Right now — immediately — brands should be adapting their messaging as the situation evolves and review it on a weekly basis. At the beginning when the pandemic was just starting to dawn on us, The Wall Street Journal reported that brands had to quickly yank planned ad campaigns that would appear tone deaf in light of “social distancing.” The linked article is behind a paywall, but in a nutshell, one brand that needed to kill their campaign was Mint Mobile LLC whose ad showed people eating queso dip with their fingers at a party and putting their fingers in other people’s mouths. Yikes.
There are myriad positive ways to adapt your messages. For example, in March Chevrolet started running commercials offering free OnStar emergency assistance subscriptions to current Chevy owners and offering prospects “unprecedented interest-free financing for 84 months,” as well as the chance to shop for a new car online and have it delivered to their home. I’ve heard of some gyms that are offering virtual classes while also slashing monthly fees by 25%. It’s these little gestures that will show your customers you acknowledge their financial uncertainty, but that you still want to stay connected and provide the services that they rely on.
And by now in April, a majority of commercials you see today message toward the virus or simply staying at home, signaling that brands “get it” and cannot proceed with their regular creative.
Stay Relevant but Don’t “Virtue Signal”
On the flip side, advertisers looking to create new campaigns with the backdrop of COVID in mind should not overtly capitalize on the virus. Clearly there is an opportunity for brands to promote best practices in hygiene, social distancing, remote working, and general optimism in the face of adversity — but trying to create artificial linkages to the virus will fall flat. Social Media Today warned brands against “virtue signaling,” i.e. when your brand “conspicuously expresses its values without actually taking actions to live by those values.” One example used was a mortgage company emailing a customer to say that they take the health of their customers and employees seriously. That should be a given and is not a helpful communication. What they failed to say is what happens when a customer can’t make their payment that month or the months after.
Reallocate Campaign Budgets and Expand Your Target Audience
This may be obvious, but worth saying anyway. Budgets should be redistributed to where consumers are spending more time (i.e. reading the news online, playing games, social media, watching TV or streaming). Make the most of the situation by leveraging “always-on” prospecting campaigns as consumer screen-time increases more than ever before, and brand awareness continues to be of extreme importance.

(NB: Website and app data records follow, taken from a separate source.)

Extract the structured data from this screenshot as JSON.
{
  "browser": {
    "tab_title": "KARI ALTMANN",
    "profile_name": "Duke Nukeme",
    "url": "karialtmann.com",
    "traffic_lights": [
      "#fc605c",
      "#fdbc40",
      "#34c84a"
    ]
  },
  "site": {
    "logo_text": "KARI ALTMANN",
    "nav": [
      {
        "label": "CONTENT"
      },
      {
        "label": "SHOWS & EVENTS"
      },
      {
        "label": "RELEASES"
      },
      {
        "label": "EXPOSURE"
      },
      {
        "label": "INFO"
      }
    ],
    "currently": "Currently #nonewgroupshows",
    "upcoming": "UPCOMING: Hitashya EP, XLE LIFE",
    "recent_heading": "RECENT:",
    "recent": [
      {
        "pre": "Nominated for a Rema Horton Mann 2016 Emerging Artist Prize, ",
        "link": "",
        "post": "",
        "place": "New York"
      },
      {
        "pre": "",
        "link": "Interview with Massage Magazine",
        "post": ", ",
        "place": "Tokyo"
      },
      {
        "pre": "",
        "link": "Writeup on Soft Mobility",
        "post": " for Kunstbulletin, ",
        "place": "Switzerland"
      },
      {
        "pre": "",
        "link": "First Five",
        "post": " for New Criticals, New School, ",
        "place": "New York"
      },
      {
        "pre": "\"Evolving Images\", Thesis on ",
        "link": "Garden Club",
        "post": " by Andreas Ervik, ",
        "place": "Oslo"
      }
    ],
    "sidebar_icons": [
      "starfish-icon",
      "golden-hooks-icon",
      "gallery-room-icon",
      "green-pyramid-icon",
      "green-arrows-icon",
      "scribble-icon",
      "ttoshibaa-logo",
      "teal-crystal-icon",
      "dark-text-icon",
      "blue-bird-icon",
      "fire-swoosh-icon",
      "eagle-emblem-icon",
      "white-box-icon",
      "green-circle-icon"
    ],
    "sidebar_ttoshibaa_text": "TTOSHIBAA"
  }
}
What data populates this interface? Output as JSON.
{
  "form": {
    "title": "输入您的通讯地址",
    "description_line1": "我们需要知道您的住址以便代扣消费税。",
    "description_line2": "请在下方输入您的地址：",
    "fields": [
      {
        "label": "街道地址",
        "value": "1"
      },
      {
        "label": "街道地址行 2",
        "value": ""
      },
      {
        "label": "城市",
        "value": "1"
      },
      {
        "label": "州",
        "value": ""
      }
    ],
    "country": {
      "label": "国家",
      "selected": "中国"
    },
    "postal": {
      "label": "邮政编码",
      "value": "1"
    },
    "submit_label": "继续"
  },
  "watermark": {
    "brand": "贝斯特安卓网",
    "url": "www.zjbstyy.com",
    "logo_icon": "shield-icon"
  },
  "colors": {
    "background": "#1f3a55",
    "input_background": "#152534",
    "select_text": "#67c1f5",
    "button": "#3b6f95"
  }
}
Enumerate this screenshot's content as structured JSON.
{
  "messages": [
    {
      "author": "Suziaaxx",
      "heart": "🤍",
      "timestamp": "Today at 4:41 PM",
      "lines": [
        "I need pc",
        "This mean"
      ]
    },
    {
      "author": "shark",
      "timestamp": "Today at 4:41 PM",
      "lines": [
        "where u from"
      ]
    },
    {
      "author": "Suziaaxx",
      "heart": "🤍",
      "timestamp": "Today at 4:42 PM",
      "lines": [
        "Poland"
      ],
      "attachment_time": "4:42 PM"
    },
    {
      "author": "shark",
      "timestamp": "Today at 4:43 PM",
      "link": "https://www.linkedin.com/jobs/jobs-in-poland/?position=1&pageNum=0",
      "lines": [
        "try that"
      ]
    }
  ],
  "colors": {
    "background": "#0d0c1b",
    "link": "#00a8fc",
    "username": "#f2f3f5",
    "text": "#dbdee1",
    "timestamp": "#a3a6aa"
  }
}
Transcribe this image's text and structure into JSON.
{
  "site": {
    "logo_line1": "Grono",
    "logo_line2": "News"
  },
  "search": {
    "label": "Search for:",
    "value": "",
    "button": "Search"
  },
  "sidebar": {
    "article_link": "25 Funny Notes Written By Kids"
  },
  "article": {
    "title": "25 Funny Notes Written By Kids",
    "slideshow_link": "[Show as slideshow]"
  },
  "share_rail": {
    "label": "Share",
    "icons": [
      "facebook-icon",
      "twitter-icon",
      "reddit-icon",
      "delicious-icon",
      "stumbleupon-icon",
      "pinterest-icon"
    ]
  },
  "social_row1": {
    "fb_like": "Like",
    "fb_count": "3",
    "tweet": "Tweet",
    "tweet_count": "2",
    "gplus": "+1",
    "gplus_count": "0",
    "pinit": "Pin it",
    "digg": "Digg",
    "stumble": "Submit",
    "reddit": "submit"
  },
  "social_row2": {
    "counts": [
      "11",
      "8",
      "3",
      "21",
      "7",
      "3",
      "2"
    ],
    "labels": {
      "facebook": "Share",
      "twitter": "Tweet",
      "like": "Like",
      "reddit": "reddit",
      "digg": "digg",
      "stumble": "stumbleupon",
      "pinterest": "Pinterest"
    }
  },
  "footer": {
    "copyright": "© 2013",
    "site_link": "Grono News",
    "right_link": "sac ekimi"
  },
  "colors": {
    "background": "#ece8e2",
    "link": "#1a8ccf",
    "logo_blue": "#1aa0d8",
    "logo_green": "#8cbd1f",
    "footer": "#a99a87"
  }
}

One assumption —only anecdotal as this is unfolding in real-time —is that the older population is online more than previously, especially grandparents who need to rely more than ever before on email, Facetime, Zoom, Google Hangouts and Marco Polo. Even for those who live in the same geographical areas as their grandkids — social distancing makes those relationships just as challenged as cross-country families.
What About the Long-Term?
Businesses’ migration to digital platforms and the adoption of new technology to improve current services and make them more available online will be eye-opening for consumers and companies alike. Perhaps in the long-term, customers will be more open to 3D apartment viewings, shopping online for a vehicle and live streaming of events, for example.
And after the crisis passes (knock on wood) it’s time to plan for the second half of the year as consumers get ready to go back to normal and create a powerful post-crisis campaign with all those learnings in mind.
In the end, it’s about reassuring the customer as much as a brand can during this new reality and adapting your marketing strategy along the way to best meet their needs. Stay healthy!
ABOUT THE AUTHOR
Mariona Prat Vila
Global Director Marketing at zeotap
Mariona is currently the Global Director of Marketing at Zeotap.She is a strategic thinker, analytical and hands-on executor with a proven track record of thriving in a fast-paced and entrepreneurial environment.
She has more than 6 years of international experience across 3 continents as an insights-driven strategic marketer.